*** Opening of RECORDS PROVIDED ***
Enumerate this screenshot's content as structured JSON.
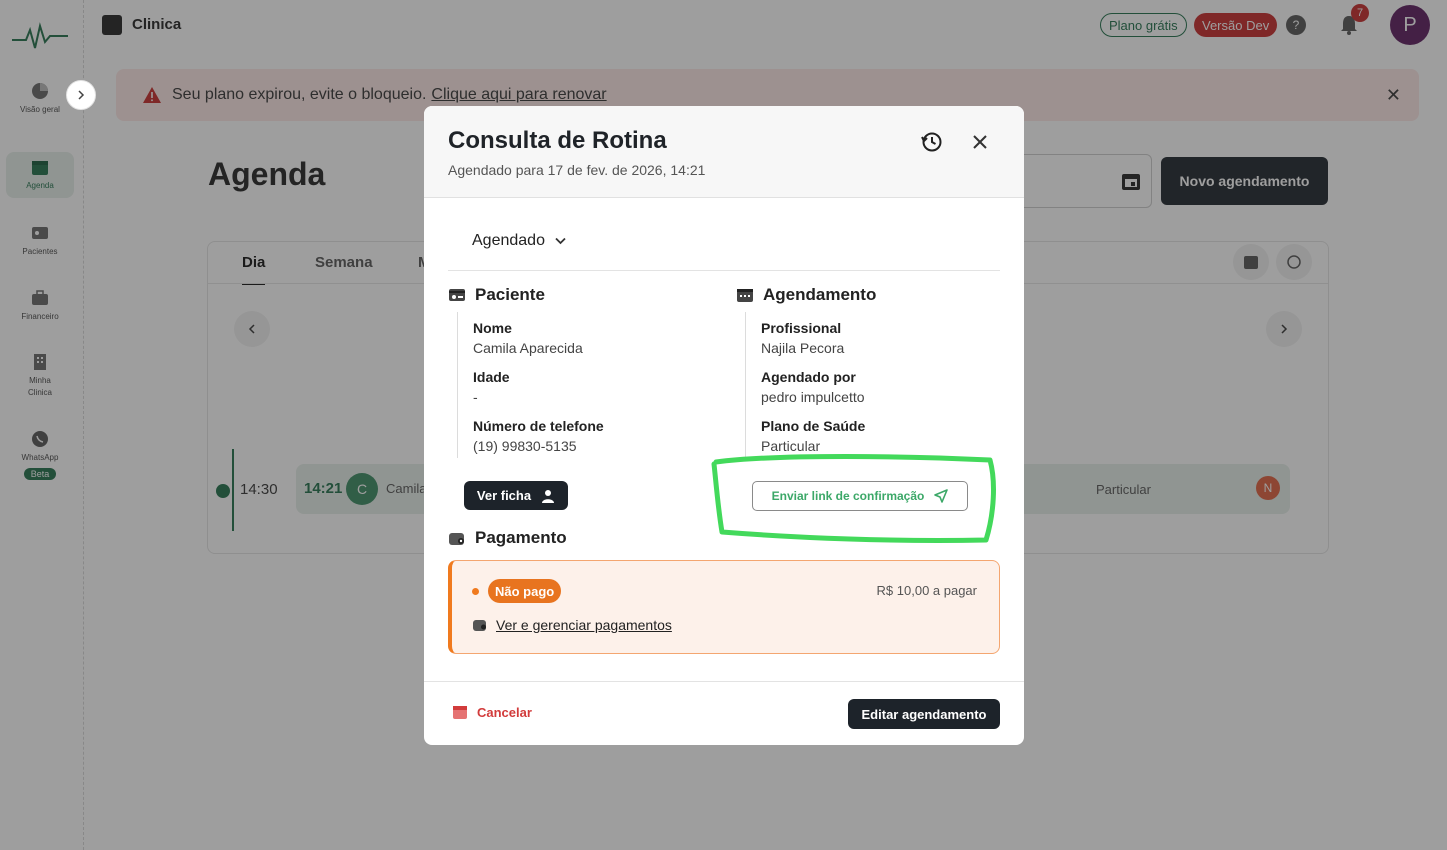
{
  "app": {
    "name": "Clinica",
    "badges": {
      "free_plan": "Plano grátis",
      "dev_version": "Versão Dev"
    },
    "help_label": "?",
    "notifications_count": "7",
    "user_initial": "P"
  },
  "sidebar": {
    "items": [
      {
        "label": "Visão geral",
        "icon": "pie-chart-icon"
      },
      {
        "label": "Agenda",
        "icon": "calendar-icon"
      },
      {
        "label": "Pacientes",
        "icon": "id-card-icon"
      },
      {
        "label": "Financeiro",
        "icon": "briefcase-icon"
      },
      {
        "label": "Minha Clinica",
        "icon": "building-icon"
      },
      {
        "label": "WhatsApp",
        "icon": "whatsapp-icon",
        "badge": "Beta"
      }
    ]
  },
  "alert": {
    "message": "Seu plano expirou, evite o bloqueio.",
    "link": "Clique aqui para renovar"
  },
  "page": {
    "title": "Agenda",
    "new_button": "Novo agendamento",
    "tabs": [
      "Dia",
      "Semana",
      "M"
    ],
    "timeline_time": "14:30",
    "appointment": {
      "time": "14:21",
      "initial": "C",
      "name": "Camila",
      "plan": "Particular",
      "professional_initial": "N"
    }
  },
  "modal": {
    "title": "Consulta de Rotina",
    "subtitle": "Agendado para 17 de fev. de 2026, 14:21",
    "status": "Agendado",
    "patient": {
      "heading": "Paciente",
      "fields": [
        {
          "label": "Nome",
          "value": "Camila Aparecida"
        },
        {
          "label": "Idade",
          "value": "-"
        },
        {
          "label": "Número de telefone",
          "value": "(19) 99830-5135"
        }
      ],
      "view_button": "Ver ficha"
    },
    "schedule": {
      "heading": "Agendamento",
      "fields": [
        {
          "label": "Profissional",
          "value": "Najila Pecora"
        },
        {
          "label": "Agendado por",
          "value": "pedro impulcetto"
        },
        {
          "label": "Plano de Saúde",
          "value": "Particular"
        }
      ],
      "confirm_button": "Enviar link de confirmação"
    },
    "payment": {
      "heading": "Pagamento",
      "status_badge": "Não pago",
      "amount": "R$ 10,00 a pagar",
      "manage_link": "Ver e gerenciar pagamentos"
    },
    "footer": {
      "cancel": "Cancelar",
      "edit": "Editar agendamento"
    }
  },
  "colors": {
    "brand_green": "#1f6f4a",
    "danger": "#c62828",
    "payment_orange": "#f07a1e",
    "highlight_green": "#43d95b"
  }
}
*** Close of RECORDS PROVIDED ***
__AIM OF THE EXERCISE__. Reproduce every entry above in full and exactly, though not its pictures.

__WRITTEN ANSWER__.
Enumerate this screenshot's content as structured JSON.
{
  "app": {
    "name": "Clinica",
    "badges": {
      "free_plan": "Plano grátis",
      "dev_version": "Versão Dev"
    },
    "help_label": "?",
    "notifications_count": "7",
    "user_initial": "P"
  },
  "sidebar": {
    "items": [
      {
        "label": "Visão geral",
        "icon": "pie-chart-icon"
      },
      {
        "label": "Agenda",
        "icon": "calendar-icon"
      },
      {
        "label": "Pacientes",
        "icon": "id-card-icon"
      },
      {
        "label": "Financeiro",
        "icon": "briefcase-icon"
      },
      {
        "label": "Minha Clinica",
        "icon": "building-icon"
      },
      {
        "label": "WhatsApp",
        "icon": "whatsapp-icon",
        "badge": "Beta"
      }
    ]
  },
  "alert": {
    "message": "Seu plano expirou, evite o bloqueio.",
    "link": "Clique aqui para renovar"
  },
  "page": {
    "title": "Agenda",
    "new_button": "Novo agendamento",
    "tabs": [
      "Dia",
      "Semana",
      "M"
    ],
    "timeline_time": "14:30",
    "appointment": {
      "time": "14:21",
      "initial": "C",
      "name": "Camila",
      "plan": "Particular",
      "professional_initial": "N"
    }
  },
  "modal": {
    "title": "Consulta de Rotina",
    "subtitle": "Agendado para 17 de fev. de 2026, 14:21",
    "status": "Agendado",
    "patient": {
      "heading": "Paciente",
      "fields": [
        {
          "label": "Nome",
          "value": "Camila Aparecida"
        },
        {
          "label": "Idade",
          "value": "-"
        },
        {
          "label": "Número de telefone",
          "value": "(19) 99830-5135"
        }
      ],
      "view_button": "Ver ficha"
    },
    "schedule": {
      "heading": "Agendamento",
      "fields": [
        {
          "label": "Profissional",
          "value": "Najila Pecora"
        },
        {
          "label": "Agendado por",
          "value": "pedro impulcetto"
        },
        {
          "label": "Plano de Saúde",
          "value": "Particular"
        }
      ],
      "confirm_button": "Enviar link de confirmação"
    },
    "payment": {
      "heading": "Pagamento",
      "status_badge": "Não pago",
      "amount": "R$ 10,00 a pagar",
      "manage_link": "Ver e gerenciar pagamentos"
    },
    "footer": {
      "cancel": "Cancelar",
      "edit": "Editar agendamento"
    }
  },
  "colors": {
    "brand_green": "#1f6f4a",
    "danger": "#c62828",
    "payment_orange": "#f07a1e",
    "highlight_green": "#43d95b"
  }
}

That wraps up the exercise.